Claire Mix was recently interviewed by Edward Yoshida for an article on the Discover Nikkei website. The article was published today and can be read for free online at http://www.discovernikkei.org/en/journal/2011/7/26/4096/
Yes, there were Caucasians who visited the Gila River concentration camp in Arizona during World War II. Eleanor Roosevelt was one such visitor because our government thought its white barracks made it “the most attractive camp” of all the camps. And yet, although the truly noteworthy Caucasians who frequented Gila River were not of such import, they were in fact immensely more important than the First Lady. Too often these individuals are not only regrettably forgotten, but also are virtually nonexistent when recounting the tragic incarceration of Japanese Americans in this country over half a century ago. – read more -
Gila River and Mama: The Ruth Mix Story
has been scheduled for a screening at the
Japanese American National Museum
August 20, 2011 at 2 pm
in the Tateuchi Democracy Forum.
369 East First Street
Los Angeles, CA 90012
The Japanese American National Museum is the largest museum in the United States dedicated to sharing the experience of Americans of Japanese ancestry.
Its mission is to promote understanding and appreciation of America’s ethnic and cultural diversity by sharing the Japanese American experience.
Gila River and Mama: The Ruth Mix Story has just been accepted into the College of San Mateo Asian Pacific American Film Festival.
For more information, visit
the College of San Mateo Asian Pacific American Film Festival Facebook page
College of San Mateo Event Calendar
Dear Ms. Mix,
Last Friday, I gave the keynote address at the University of California, San Francisco ceremony at which honorary degrees were bestowed on Nisei students whose education was interrupted because of the concentration camps. Because I mentioned your mother in my speech, I thought you might be interested in reading it.
I hope this email finds you as well as can be expected and that you are finding your work on documenting your mother’s kindness and courage exhilarating and deeply satisfying.
What a wonderful, beautiful day!
I have the honor of speaking to the UC community on behalf of the Japanese American community.
I also have the honor of speaking to the Nisei who are being honored today on behalf of their children and grandchildren…
… At Gila River, 15-year-old Ruth Mix lied about her age, so she could help out in the camp hospital.
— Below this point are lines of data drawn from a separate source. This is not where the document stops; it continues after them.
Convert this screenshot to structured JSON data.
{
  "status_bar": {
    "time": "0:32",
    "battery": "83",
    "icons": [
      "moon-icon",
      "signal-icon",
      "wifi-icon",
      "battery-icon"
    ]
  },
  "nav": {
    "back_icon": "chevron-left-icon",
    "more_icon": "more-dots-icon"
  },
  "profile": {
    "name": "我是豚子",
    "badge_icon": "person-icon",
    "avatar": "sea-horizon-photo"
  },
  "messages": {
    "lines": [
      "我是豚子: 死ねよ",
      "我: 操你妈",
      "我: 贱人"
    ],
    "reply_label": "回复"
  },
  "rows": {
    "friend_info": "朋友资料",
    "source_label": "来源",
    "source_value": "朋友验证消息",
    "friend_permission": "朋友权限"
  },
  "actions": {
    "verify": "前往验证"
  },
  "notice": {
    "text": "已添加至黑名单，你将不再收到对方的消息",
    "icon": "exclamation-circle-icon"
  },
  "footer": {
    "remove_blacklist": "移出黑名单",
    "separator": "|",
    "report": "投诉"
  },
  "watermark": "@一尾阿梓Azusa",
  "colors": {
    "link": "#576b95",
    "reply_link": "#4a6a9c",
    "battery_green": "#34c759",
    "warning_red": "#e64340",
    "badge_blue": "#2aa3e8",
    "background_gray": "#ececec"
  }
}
There, she and other workers smuggled in medical supplies, sanitary napkins, clothing, shoes – anything to help.
You told us about their acts of kindness and courage. But you never talked about your own.
But, now your stories are being told…
Claire Mix’s documentary entitled “Gila River and Mama: The Ruth Mix Story”, which focuses on her mother and grandmother’s experience in a Japanese-American internment camp, will be completed by the end of December 2009. The premiere will be on or around February 19, which is the Day of Remembrance. Please check back to the blog for any further changes or updates.
Because of the positive reception of “The Barnsley Nightingale”, Claire is in the process of finishing another KidVid Digital entitled “Grampa’s Chair”. This video features the song Claire wrote about her father and how all of her students loved to play in his electric wheelchair. Featured soloist is Sean Warrick. Music arranged by his father, J.D. Warrick. You can hear more of J.D.’s musical arrangements at jdwarrick.com
Claire is in the preliminary stages of illustrating her children’s book entitled “Polly Sue Potts and her Magnificent Kite Flight”. This KidVid Digital is of a larger scale production and will be available to view in Spring 2010. It will be narrated by Delta Pick Mello, colorization by Chris Winner, and musical arrangements by J.D. Warrick and Jeremy Johnson. To see a preview of this up and coming project, head to the mixerkids.com and click on Coming Attractions.